## [EXERCISE GOAL]
Write the data out again, character for character, with no images.

....

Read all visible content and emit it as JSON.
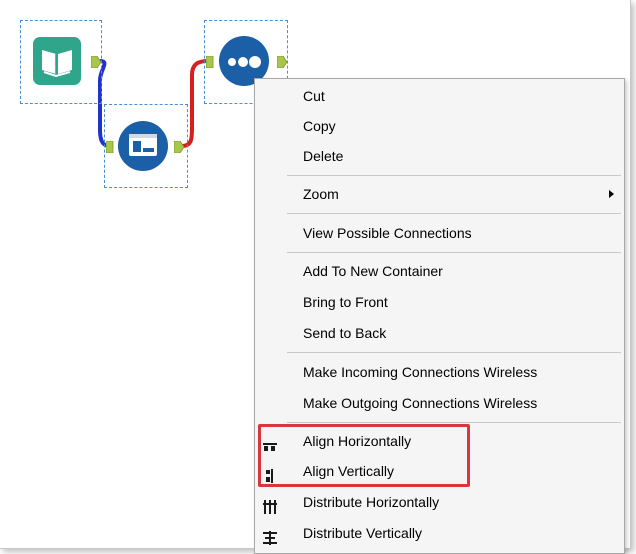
{
  "menu": {
    "items": [
      {
        "label": "Cut"
      },
      {
        "label": "Copy"
      },
      {
        "label": "Delete"
      },
      {
        "label": "Zoom"
      },
      {
        "label": "View Possible Connections"
      },
      {
        "label": "Add To New Container"
      },
      {
        "label": "Bring to Front"
      },
      {
        "label": "Send to Back"
      },
      {
        "label": "Make Incoming Connections Wireless"
      },
      {
        "label": "Make Outgoing Connections Wireless"
      },
      {
        "label": "Align Horizontally",
        "icon": "align-horizontal-icon"
      },
      {
        "label": "Align Vertically",
        "icon": "align-vertical-icon"
      },
      {
        "label": "Distribute Horizontally",
        "icon": "distribute-horizontal-icon"
      },
      {
        "label": "Distribute Vertically",
        "icon": "distribute-vertical-icon"
      }
    ],
    "submenu_on": "Zoom"
  },
  "canvas": {
    "tools": [
      {
        "name": "input-data-tool",
        "icon": "book-icon",
        "color": "#2fa58b"
      },
      {
        "name": "browse-tool",
        "icon": "browse-window-icon",
        "color": "#1b5fa6"
      },
      {
        "name": "union-tool",
        "icon": "three-dots-icon",
        "color": "#1b5fa6"
      }
    ],
    "connections": [
      {
        "from": "input-data-tool",
        "to": "browse-tool",
        "color": "#2233cc"
      },
      {
        "from": "browse-tool",
        "to": "union-tool",
        "color": "#d42020"
      }
    ],
    "anchor_color": "#a8c64a"
  },
  "highlight_color": "#d9363e"
}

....

## [YOUR SOLUTION]
Read all visible content and emit it as JSON.
{
  "menu": {
    "items": [
      {
        "label": "Cut"
      },
      {
        "label": "Copy"
      },
      {
        "label": "Delete"
      },
      {
        "label": "Zoom"
      },
      {
        "label": "View Possible Connections"
      },
      {
        "label": "Add To New Container"
      },
      {
        "label": "Bring to Front"
      },
      {
        "label": "Send to Back"
      },
      {
        "label": "Make Incoming Connections Wireless"
      },
      {
        "label": "Make Outgoing Connections Wireless"
      },
      {
        "label": "Align Horizontally",
        "icon": "align-horizontal-icon"
      },
      {
        "label": "Align Vertically",
        "icon": "align-vertical-icon"
      },
      {
        "label": "Distribute Horizontally",
        "icon": "distribute-horizontal-icon"
      },
      {
        "label": "Distribute Vertically",
        "icon": "distribute-vertical-icon"
      }
    ],
    "submenu_on": "Zoom"
  },
  "canvas": {
    "tools": [
      {
        "name": "input-data-tool",
        "icon": "book-icon",
        "color": "#2fa58b"
      },
      {
        "name": "browse-tool",
        "icon": "browse-window-icon",
        "color": "#1b5fa6"
      },
      {
        "name": "union-tool",
        "icon": "three-dots-icon",
        "color": "#1b5fa6"
      }
    ],
    "connections": [
      {
        "from": "input-data-tool",
        "to": "browse-tool",
        "color": "#2233cc"
      },
      {
        "from": "browse-tool",
        "to": "union-tool",
        "color": "#d42020"
      }
    ],
    "anchor_color": "#a8c64a"
  },
  "highlight_color": "#d9363e"
}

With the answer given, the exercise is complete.